Then and Now: Modern and Contemporary Photography in Taiwan (彼時此刻—台灣近現代寫真) is a display of photographs from the collection of the National Museum of History in Taipei that traces the culture of photography and its record of society in Taiwan. Photography was first brought to Taiwan by the Japanese in the 19th century. The show begins with official and journalistic photographs that were created during the Japanese colonial era, then extends into images of common folk and everyday life after the Chinese Nationalist Party (KMT) takeover. There is also a special section dedicated to photographic documentation of the museum’s architectural transformation and surrounding changes in the last century. Under Japanese rule, the museum was set up as the display hall for agriculture. The building once featured distinct Japanese characteristics, which were later renovated into Ming and Qing Dynasty palace styles by the KMT. The show throws back to times when photography was not as accessible and common as it is now, framing the art of image-making in a local context.

■ National Museum of History (國立歷史博物館), 49 Nanhai Rd, Taipei City (台北市南海路49號),  tel: (02) 2361-0270. Opens Tuesdays to Sundays from 10am to 6pm.

■ Until Jan. 7

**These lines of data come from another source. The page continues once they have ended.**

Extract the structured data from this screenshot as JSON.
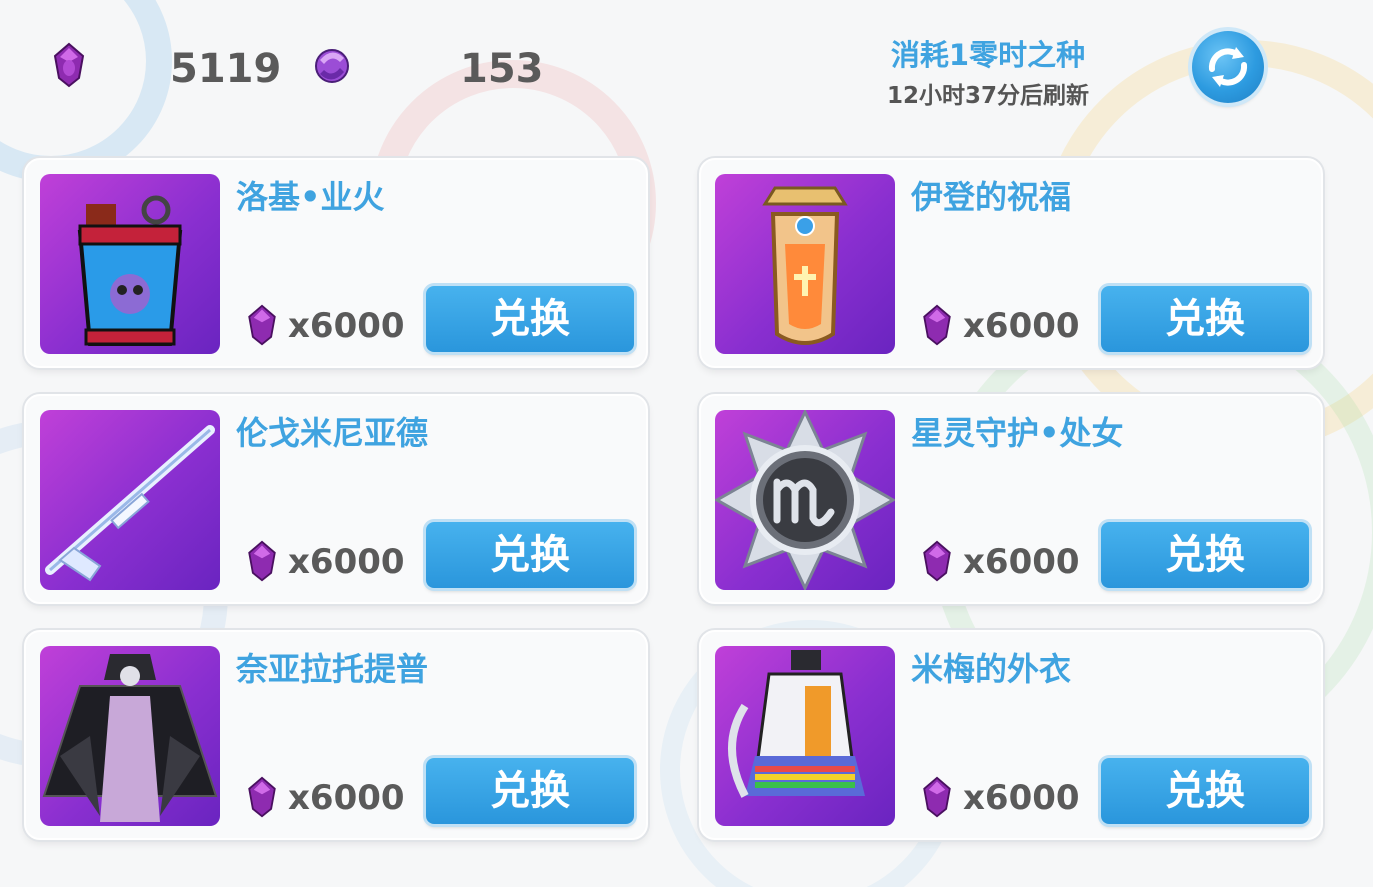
{
  "currency": {
    "seed_icon": "purple-seed-gem-icon",
    "seed_count": "5119",
    "token_icon": "purple-swirl-token-icon",
    "token_count": "153"
  },
  "refresh": {
    "cost_text": "消耗1零时之种",
    "countdown_text": "12小时37分后刷新",
    "button_icon": "refresh-arrows-icon"
  },
  "items": [
    {
      "name": "洛基•业火",
      "price": "x6000",
      "button": "兑换",
      "image": "grenade-canister-icon"
    },
    {
      "name": "伊登的祝福",
      "price": "x6000",
      "button": "兑换",
      "image": "golden-shield-relic-icon"
    },
    {
      "name": "伦戈米尼亚德",
      "price": "x6000",
      "button": "兑换",
      "image": "sniper-rifle-icon"
    },
    {
      "name": "星灵守护•处女",
      "price": "x6000",
      "button": "兑换",
      "image": "virgo-badge-icon"
    },
    {
      "name": "奈亚拉托提普",
      "price": "x6000",
      "button": "兑换",
      "image": "dark-cloak-icon"
    },
    {
      "name": "米梅的外衣",
      "price": "x6000",
      "button": "兑换",
      "image": "rainbow-coat-icon"
    }
  ],
  "colors": {
    "accent_blue": "#3fa3e0",
    "button_blue": "#2a96dc",
    "thumb_purple": "#8a2fd0",
    "text_gray": "#5a5a5a"
  }
}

The Taipei Art Awards, organized by the Taipei Fine Arts Museum, is a juried competition that begins with an open call process and results in one Taipei Art Award recipient, one Audience Choice Award recipient and 13 finalists who together present their works in a group exhibition. This year’s Taipei Art Award (台北藝術獎) exhibition is held at the Museum of Contemporary Art, Taipei. The award recipient Wang Yu-Song’s (王煜松) multi-media project Hualian White Lighthouse is inspired by a lighthouse in his hometown that he had read about, but never seen. According to the artist, he later learned that the lighthouse had been blasted apart and thrown into the sea to expand the Hualian harbor. Wang set off on a metaphorical journey to find the lighthouse, walking along its alleged location and carrying a steel piece of it into the sea. Also included in the exhibition is Wu Chi-Yu’s (吳其育) 15-minute, two-channel film Nose-dive, which takes the context of the 1996 Third Taiwan Strait Crisis as its departure point to explore its impact on Taiwan’s destiny.

■ Museum of Contemporary Art, Taipei (台北當代藝術館, MOCA, Taipei), 39 Changan W Rd, Taipei City (台北市長安西路39號), tel: (02) 2552-3720. Open Tuesdays to Sundays from 10am to 6pm.

■ Until Feb. 4